© Reuters. FILE PHOTO: U.S. dollar banknotes are shown in this illustration taken February 14, 2022. REUTERS/Dado Ruvic
By Kevin Buckland
TOKYO (Reuters) – The U.S. dollar slipped against its major peers on Friday, on course for its first weekly decline this month as investors continue to assess the Federal Reserve’s policy trajectory and whether aggressive rate hikes would trigger a recession.
The safe-haven currency also lost support amid improving market sentiment, which saw regional stock markets rise and supported riskier currencies like the Australian and New Zealand dollars.
The , which measures the greenback against six rivals, fell 0.2% to 104.19 in Asia. That wiped out the previous day’s 0.19% rise, which was mainly driven by a weaker euro after weak European factory data reduced bets on European Central Bank tightening.
“Recession talk has upended the DXY uptrend, but we don’t believe retracements have legs beyond the 102 lows,” Westpac strategists wrote in a client note, referring to the index. of the dollar.
“Fed Funds is expected to exceed 3% by year end, so USD interest rate support should ultimately continue to strengthen,” they added. “Meanwhile, the ECB is struggling to contain peripheral spreads and the Eurozone is facing greater stagflation challenges, which is hardly attractive.
Dollar trading has been choppy this week, with markets now betting on more cautious policy action from the Fed after another expected rate hike of 75 basis points in July. The dollar index fell 0.42% over the period.
Fed Governor Michelle Bowman said on Thursday that she supported 50 basis point hikes for “next” meetings after those in July. Meanwhile, Fed Chairman Jerome Powell in his second day of congressional testimony stressed the central bank’s “unconditional” commitment to controlling inflation, even amid risks to growth.
Recession fears tamed Treasury yields overnight, removing key support for the dollar, with that of the 10-year note slipping to a two-week low. [US/]
Against the yen, which is extremely sensitive to changes in US yields, the dollar eased 0.2% to 134.66. For the week, it was down 0.25% and poised to snap a three-week winning streak of 6.19%.
The euro rose 0.22% to $1.05435, but fell 0.44% overnight after weaker than expected German and French PMI figures.
Germany also triggered the “alarm phase” of its emergency gas plan on Thursday in response to dwindling Russian supplies.
“The market has started to cut prices by a reasonable amount for the next two ECB meetings,” Ken Crompton, interest rate strategist at National Australia Bank (OTC:), said during a podcast. .

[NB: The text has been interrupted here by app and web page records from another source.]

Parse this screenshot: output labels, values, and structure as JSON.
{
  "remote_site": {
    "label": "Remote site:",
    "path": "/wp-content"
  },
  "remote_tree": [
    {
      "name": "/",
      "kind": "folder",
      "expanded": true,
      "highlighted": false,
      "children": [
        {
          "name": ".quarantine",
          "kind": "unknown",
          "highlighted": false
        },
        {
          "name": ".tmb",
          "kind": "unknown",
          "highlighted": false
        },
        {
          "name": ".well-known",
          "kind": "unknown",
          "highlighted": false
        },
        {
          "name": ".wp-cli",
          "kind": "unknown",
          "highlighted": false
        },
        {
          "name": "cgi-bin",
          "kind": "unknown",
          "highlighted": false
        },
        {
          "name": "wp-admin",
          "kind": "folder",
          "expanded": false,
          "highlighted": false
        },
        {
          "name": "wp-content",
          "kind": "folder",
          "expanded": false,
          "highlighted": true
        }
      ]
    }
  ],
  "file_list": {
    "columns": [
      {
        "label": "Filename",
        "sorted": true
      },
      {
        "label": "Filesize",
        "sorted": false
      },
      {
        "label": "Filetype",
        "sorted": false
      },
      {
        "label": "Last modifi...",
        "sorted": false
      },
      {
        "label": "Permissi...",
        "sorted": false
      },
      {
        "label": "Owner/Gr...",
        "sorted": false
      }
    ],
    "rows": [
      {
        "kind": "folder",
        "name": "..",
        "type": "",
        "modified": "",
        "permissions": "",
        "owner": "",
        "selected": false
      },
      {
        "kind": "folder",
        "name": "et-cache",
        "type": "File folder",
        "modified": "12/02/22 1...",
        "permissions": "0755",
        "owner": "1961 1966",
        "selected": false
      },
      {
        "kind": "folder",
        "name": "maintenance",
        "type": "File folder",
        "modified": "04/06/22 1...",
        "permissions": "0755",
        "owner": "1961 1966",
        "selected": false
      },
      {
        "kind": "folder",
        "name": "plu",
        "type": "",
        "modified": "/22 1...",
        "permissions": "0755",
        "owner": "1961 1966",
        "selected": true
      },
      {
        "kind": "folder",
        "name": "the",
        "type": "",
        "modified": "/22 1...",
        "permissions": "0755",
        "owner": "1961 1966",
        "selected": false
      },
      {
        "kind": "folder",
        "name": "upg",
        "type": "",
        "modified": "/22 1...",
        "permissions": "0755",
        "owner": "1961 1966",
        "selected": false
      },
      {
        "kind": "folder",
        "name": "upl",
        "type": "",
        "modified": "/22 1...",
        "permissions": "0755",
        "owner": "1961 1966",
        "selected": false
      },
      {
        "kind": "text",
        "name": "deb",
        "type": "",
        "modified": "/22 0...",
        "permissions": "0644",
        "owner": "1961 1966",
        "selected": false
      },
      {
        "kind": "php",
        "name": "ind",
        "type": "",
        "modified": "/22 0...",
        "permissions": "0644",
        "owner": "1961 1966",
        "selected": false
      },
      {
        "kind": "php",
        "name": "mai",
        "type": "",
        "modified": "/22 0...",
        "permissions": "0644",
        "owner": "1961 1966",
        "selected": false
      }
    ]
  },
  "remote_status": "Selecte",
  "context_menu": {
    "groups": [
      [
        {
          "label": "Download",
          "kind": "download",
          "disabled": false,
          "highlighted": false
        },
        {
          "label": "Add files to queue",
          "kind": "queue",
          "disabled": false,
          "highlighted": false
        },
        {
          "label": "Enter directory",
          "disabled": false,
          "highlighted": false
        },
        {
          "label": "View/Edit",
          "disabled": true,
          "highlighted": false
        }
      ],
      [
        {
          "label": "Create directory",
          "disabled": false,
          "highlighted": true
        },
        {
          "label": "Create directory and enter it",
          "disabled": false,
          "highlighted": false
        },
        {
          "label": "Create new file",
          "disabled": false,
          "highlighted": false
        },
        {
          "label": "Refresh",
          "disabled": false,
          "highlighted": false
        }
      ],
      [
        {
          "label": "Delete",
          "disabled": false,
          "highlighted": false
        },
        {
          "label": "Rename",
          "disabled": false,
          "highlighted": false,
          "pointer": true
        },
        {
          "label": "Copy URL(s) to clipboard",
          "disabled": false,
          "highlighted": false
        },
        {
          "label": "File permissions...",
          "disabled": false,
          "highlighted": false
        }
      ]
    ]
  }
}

“There have been a few factors there that have really added up, that have really started to question how far the ECB will be able to go in its tightening. »
For the week however, the euro remains up 0.52% against the dollar.
The pound rebounded 0.14% to $1.22785, putting it on track for a weekly 0.48% rise that would end a three-week losing streak.
The Australian dollar rose 0.28% to $0.6914 but was still forecast for a weekly decline of 0.32%, its third consecutive week of declines. The New Zealand dollar gained 0.4% to $0.6302, trimming its loss for the week to 0.19%.